This does not mean that you need to avoid these web applications entirely, just that it is critical for you to take steps to make backups of both your content and the code or styling you use to display your material as a digital project.
Many people start assembling the content for their temporal projects outside of the tool they use to build the digital project. Then, when they start building the digital project, they start making changes to the content itself directly in the tool or application they are using, and don’t think to update their source files too.
It is always a good idea to save your content, including associated media, in a form that is entirely separate from your digital project. If you are using a tool that updates directly from a spreadsheet, this is easy: just save an additional copy of that spreadsheet somewhere else from time to time. Automated online backup systems can “watch” your files for you and do this any time they detect a change, or at scheduled intervals. You can use this same process if you are entering content directly into an html file that displays on a web page as well.
This process is a little harder if you are using a tool that requires you to enter content manually into the timeline program or into a content management system. Regular screenshots can help, but if you accidentally delete something you need or lose the entire project, you would have to spend hours retyping content or finding the media you used. Take an extra few minutes any time you make an update and copy it into a separate file first: a spreadsheet works well for this, but a word document with headings for each event can work just as well. If you are using a tool that has you add media by linking to a url rather than uploading the media directly, make sure you save local copies of the media in the same place. As always, make sure to save a backup of all this source material somewhere else!

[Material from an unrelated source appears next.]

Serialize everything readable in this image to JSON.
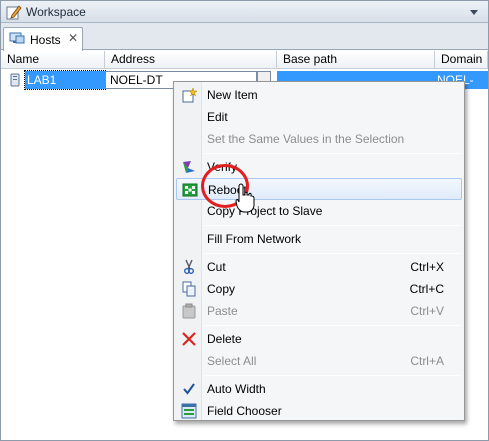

If you made a custom-coded version of your timeline project, you are already doing this. If you used the default options and you are either linking directly to the application website or showing the timeline on your site by embedding it, switching to hosting the code for it yourself will help insulate you against unwanted changes to the application. This is only an option with some tools, and some charge a lot for this option. This can be a good reason to choose something like TimelineJS or TimeMapper from the beginning, even if you don’t need to do any custom coding at the beginning.

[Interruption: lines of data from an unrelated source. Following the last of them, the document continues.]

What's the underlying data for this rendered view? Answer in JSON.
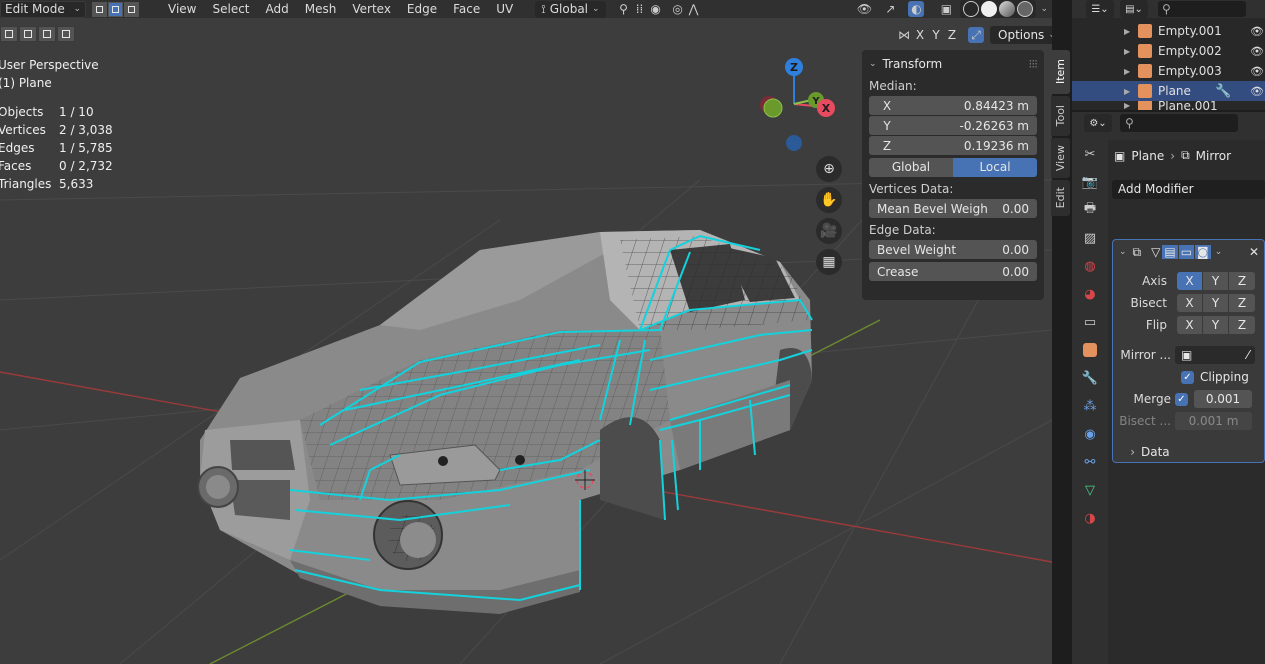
{
  "header": {
    "mode": "Edit Mode",
    "menus": [
      "View",
      "Select",
      "Add",
      "Mesh",
      "Vertex",
      "Edge",
      "Face",
      "UV"
    ],
    "transform_orientation": "Global",
    "options_label": "Options",
    "axis_toggles": [
      "X",
      "Y",
      "Z"
    ]
  },
  "overlay": {
    "view_name": "User Perspective",
    "object_name": "(1) Plane",
    "stats": [
      {
        "label": "Objects",
        "value": "1 / 10"
      },
      {
        "label": "Vertices",
        "value": "2 / 3,038"
      },
      {
        "label": "Edges",
        "value": "1 / 5,785"
      },
      {
        "label": "Faces",
        "value": "0 / 2,732"
      },
      {
        "label": "Triangles",
        "value": "5,633"
      }
    ]
  },
  "gizmo": {
    "x": "X",
    "y": "Y",
    "z": "Z"
  },
  "npanel": {
    "title": "Transform",
    "median_label": "Median:",
    "fields": [
      {
        "axis": "X",
        "value": "0.84423 m"
      },
      {
        "axis": "Y",
        "value": "-0.26263 m"
      },
      {
        "axis": "Z",
        "value": "0.19236 m"
      }
    ],
    "space": {
      "global": "Global",
      "local": "Local"
    },
    "vertices_data_label": "Vertices Data:",
    "mean_bevel": {
      "label": "Mean Bevel Weigh",
      "value": "0.00"
    },
    "edge_data_label": "Edge Data:",
    "bevel_weight": {
      "label": "Bevel Weight",
      "value": "0.00"
    },
    "crease": {
      "label": "Crease",
      "value": "0.00"
    },
    "tabs": [
      "Item",
      "Tool",
      "View",
      "Edit"
    ]
  },
  "outliner": {
    "rows": [
      "Empty.001",
      "Empty.002",
      "Empty.003",
      "Plane",
      "Plane.001"
    ]
  },
  "properties": {
    "breadcrumb": {
      "object": "Plane",
      "modifier": "Mirror"
    },
    "add_modifier": "Add Modifier",
    "mirror": {
      "axis_label": "Axis",
      "bisect_label": "Bisect",
      "flip_label": "Flip",
      "xyz": [
        "X",
        "Y",
        "Z"
      ],
      "mirror_object_label": "Mirror ...",
      "clipping_label": "Clipping",
      "merge_label": "Merge",
      "merge_value": "0.001",
      "bisect_distance_label": "Bisect ...",
      "bisect_distance_value": "0.001 m",
      "data_label": "Data"
    }
  },
  "colors": {
    "accent": "#4772b3",
    "edge_highlight": "#14d2dc",
    "axis_x": "#e84a5f",
    "axis_y": "#8bc34a",
    "axis_z": "#2f7fdd"
  }
}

Your temporal project includes a lot more than its content! Whether you are hosting the code yourself or not, you should make sure you have a copy of as much of the code as possible, as well as details about how it looks.
If you’re using an online tool, try taking full-page screenshots of all the settings you’re using, so that you can rebuild them quickly in the same tool. It is also a good idea to save pdfs or screenshots of the timeline’s appearance, and to make periodic archives as described below.

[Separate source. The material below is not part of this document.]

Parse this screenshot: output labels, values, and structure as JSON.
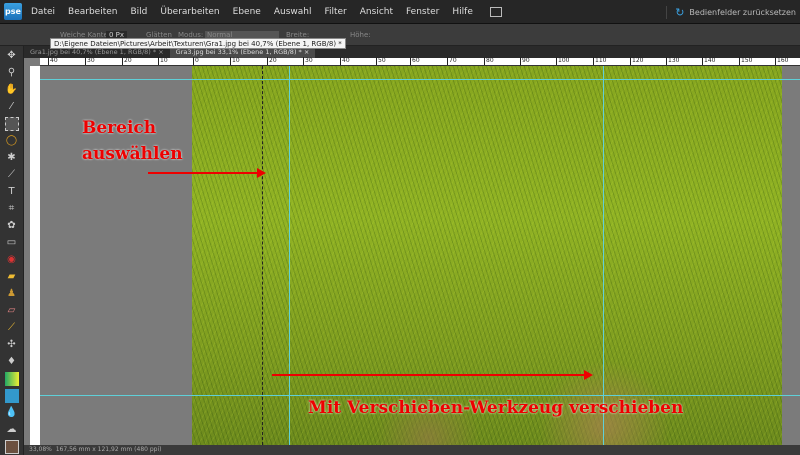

If you’re using a tool like Tiki-Toki that has proprietary code, you may not be able to download all the needed code to rebuild your project if it is lost. Try duplicating your project occasionally so that if something messes up on your “live” version, you can return to your stored copy.
If you do have access to the code, save a copy of all your code files, including the code for the page where you display the project, and a copy of all your media, in a single folder or zip file in a cloud storage or online backup program, and, if possible, also on an external hard drive that is kept somewhere safe. Make sure that you update these backups when you make a change to your program, but save earlier versions long enough that you can go back to them if one of your changes doesn’t work!
You may only need your temporal project to remain accessible for a certain amount of time. After that, you can archive it so that you retain information about the content and the way it functioned without needing to have a usable interactive digital project. If you are already hosting your project yourself, you can save copies of the html files (along with any appropriate script files) as well as copies of the text and media you use. Make sure to use non-proprietary, open access file types wherever possible.